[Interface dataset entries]
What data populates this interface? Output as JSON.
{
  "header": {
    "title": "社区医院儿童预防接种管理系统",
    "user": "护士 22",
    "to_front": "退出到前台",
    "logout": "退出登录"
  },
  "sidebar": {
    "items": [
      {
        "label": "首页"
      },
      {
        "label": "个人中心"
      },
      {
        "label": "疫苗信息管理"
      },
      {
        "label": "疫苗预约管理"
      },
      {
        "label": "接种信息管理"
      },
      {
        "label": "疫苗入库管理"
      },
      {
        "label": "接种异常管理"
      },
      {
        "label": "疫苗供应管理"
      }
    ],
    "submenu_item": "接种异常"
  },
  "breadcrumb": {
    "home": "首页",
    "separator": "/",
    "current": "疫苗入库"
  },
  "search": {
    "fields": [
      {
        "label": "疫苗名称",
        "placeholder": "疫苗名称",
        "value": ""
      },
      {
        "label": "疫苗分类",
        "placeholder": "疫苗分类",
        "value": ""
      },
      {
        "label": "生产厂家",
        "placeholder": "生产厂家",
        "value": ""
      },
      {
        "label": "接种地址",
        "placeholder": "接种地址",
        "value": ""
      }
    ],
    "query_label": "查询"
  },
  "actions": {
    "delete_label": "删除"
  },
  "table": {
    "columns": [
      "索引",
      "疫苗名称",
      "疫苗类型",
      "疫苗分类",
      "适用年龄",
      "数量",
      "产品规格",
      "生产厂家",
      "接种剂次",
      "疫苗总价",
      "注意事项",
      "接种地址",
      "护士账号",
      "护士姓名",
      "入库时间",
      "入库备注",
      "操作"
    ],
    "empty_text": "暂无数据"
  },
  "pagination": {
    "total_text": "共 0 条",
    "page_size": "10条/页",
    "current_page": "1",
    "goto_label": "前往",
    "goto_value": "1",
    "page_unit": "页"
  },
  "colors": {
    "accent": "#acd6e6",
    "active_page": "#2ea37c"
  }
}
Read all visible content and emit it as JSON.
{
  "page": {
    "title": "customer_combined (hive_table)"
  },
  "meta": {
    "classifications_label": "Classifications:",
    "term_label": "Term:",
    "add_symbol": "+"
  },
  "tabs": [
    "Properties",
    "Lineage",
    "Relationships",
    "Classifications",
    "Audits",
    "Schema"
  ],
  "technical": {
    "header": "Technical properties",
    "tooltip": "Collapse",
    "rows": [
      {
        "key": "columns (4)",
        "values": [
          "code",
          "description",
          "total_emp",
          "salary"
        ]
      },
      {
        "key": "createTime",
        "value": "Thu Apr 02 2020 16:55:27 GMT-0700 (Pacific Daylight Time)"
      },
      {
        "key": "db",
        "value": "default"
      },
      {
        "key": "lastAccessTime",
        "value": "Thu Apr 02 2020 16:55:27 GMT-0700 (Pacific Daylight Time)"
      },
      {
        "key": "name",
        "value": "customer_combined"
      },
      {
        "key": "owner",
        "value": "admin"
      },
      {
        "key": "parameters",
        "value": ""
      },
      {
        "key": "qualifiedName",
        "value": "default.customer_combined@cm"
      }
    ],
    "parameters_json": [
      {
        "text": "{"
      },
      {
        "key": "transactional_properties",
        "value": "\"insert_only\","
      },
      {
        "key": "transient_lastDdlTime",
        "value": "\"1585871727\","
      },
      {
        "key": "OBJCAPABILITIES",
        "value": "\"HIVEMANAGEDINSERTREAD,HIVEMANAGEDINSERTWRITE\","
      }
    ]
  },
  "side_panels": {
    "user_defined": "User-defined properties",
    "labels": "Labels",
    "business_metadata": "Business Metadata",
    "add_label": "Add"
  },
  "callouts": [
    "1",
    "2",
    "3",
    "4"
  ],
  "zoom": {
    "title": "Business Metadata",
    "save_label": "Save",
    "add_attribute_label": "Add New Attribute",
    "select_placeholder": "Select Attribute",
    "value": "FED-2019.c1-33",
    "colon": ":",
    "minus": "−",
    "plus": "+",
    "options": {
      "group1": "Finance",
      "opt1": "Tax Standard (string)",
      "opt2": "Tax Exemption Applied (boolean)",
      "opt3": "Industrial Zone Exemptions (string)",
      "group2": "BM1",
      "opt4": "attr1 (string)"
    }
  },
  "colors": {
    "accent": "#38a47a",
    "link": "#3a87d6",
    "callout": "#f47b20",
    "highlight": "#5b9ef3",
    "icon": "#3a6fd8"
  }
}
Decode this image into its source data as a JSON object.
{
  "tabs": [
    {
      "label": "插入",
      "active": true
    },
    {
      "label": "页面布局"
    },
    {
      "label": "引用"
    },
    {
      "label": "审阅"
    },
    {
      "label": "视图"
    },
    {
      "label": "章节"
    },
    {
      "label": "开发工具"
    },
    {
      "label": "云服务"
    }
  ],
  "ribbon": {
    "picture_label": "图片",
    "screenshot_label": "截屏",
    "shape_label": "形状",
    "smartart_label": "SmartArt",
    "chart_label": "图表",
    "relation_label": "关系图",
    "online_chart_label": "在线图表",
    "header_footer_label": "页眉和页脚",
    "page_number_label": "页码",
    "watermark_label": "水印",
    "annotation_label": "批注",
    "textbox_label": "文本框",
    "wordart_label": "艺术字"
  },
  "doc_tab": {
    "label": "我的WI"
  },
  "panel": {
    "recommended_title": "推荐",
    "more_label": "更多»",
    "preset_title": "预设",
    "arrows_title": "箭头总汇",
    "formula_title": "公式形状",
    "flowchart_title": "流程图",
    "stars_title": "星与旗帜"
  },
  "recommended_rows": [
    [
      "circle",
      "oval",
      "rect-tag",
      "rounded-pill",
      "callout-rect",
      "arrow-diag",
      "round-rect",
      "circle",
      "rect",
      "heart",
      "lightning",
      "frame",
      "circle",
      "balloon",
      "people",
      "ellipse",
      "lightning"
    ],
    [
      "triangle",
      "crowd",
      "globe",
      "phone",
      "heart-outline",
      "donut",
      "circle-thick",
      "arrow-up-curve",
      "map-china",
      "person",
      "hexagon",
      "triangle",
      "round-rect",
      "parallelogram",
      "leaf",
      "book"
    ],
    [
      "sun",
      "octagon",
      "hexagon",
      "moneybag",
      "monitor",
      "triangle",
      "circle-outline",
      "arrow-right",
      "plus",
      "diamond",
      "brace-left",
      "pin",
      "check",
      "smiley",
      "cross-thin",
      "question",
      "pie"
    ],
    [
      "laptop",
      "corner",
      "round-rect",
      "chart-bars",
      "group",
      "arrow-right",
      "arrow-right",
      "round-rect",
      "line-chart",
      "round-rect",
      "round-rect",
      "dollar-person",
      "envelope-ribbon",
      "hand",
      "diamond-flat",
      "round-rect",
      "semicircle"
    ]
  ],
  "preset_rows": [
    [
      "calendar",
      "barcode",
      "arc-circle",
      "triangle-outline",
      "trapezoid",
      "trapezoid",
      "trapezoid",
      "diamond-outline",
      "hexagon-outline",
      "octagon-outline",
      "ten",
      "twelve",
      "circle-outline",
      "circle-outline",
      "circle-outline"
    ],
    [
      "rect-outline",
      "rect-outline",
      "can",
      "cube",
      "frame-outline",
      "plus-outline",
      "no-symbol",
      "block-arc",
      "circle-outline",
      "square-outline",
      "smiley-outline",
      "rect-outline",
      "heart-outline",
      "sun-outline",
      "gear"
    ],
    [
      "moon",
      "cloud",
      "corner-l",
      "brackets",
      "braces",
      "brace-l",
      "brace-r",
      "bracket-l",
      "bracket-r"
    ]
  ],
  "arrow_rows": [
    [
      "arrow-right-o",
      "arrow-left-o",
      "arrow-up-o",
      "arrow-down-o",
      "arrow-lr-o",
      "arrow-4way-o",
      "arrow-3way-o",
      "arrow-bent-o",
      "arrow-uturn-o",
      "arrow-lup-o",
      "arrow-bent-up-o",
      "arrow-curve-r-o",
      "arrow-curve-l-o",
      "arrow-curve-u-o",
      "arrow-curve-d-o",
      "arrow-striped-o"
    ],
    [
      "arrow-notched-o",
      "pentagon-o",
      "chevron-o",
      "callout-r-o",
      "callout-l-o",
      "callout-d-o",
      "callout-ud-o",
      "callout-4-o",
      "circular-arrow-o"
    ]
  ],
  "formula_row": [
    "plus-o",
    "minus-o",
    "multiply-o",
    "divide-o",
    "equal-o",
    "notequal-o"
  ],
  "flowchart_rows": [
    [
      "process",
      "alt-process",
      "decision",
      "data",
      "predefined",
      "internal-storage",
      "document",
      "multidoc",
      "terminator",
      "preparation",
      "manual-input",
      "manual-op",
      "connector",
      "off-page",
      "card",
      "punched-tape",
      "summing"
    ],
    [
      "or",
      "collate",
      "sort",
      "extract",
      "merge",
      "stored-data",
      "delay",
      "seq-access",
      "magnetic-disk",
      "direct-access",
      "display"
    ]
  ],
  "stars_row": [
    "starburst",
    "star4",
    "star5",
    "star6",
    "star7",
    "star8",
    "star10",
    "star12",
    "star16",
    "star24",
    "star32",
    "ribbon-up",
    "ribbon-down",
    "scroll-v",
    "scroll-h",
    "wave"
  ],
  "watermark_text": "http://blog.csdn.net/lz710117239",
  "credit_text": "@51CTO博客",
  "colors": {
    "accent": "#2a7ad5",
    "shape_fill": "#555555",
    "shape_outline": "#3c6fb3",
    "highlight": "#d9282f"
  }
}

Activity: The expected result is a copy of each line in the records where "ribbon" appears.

Task result:
  "ribbon": {
      "envelope-ribbon",
    "ribbon-up",
    "ribbon-down",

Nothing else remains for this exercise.